- _Problem_: Across all the entries below, how many lines mention the string "subtitle"? Respond with a single number.

[Data records for software interfaces]

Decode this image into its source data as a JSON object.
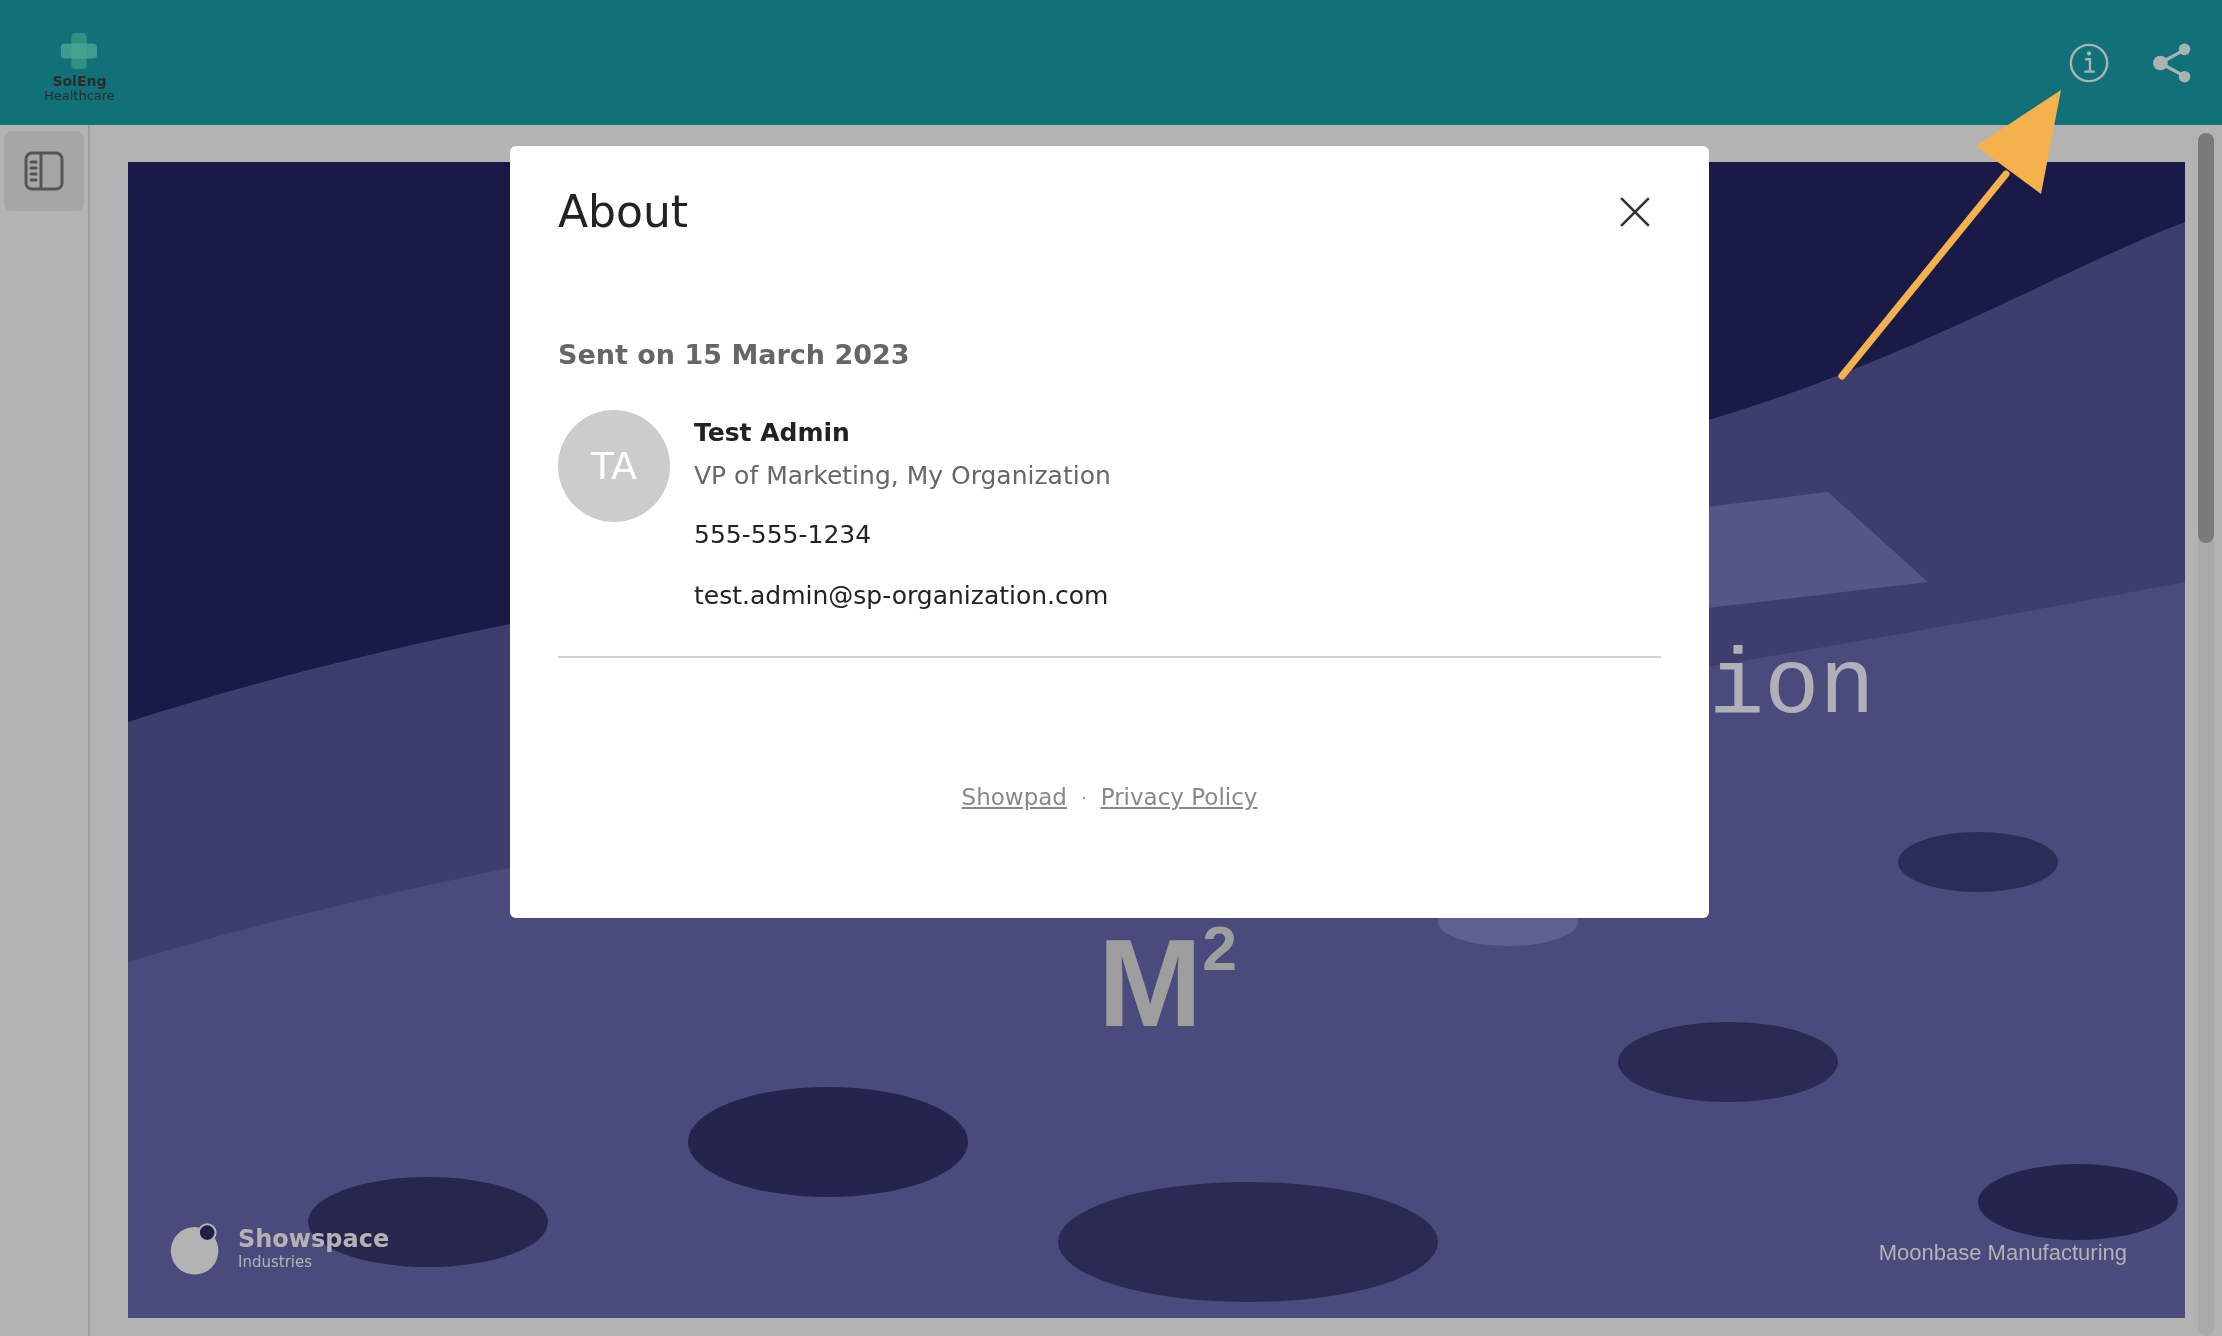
{
  "header": {
    "logo": {
      "name": "SolEng",
      "subtitle": "Healthcare"
    }
  },
  "slide": {
    "title_fragment": "ion",
    "heading": "M$^{2}$",
    "brand": {
      "name": "Showspace",
      "subtitle": "Industries"
    },
    "footer": "Moonbase Manufacturing"
  },
  "dialog": {
    "title": "About",
    "sent": "Sent on 15 March 2023",
    "sender": {
      "initials": "TA",
      "name": "Test Admin",
      "role": "VP of Marketing, My Organization",
      "phone": "555-555-1234",
      "email": "test.admin@sp-organization.com"
    },
    "links": [
      "Showpad",
      "Privacy Policy"
    ],
    "separator": "·"
  }
}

- _Exercise answer_: 2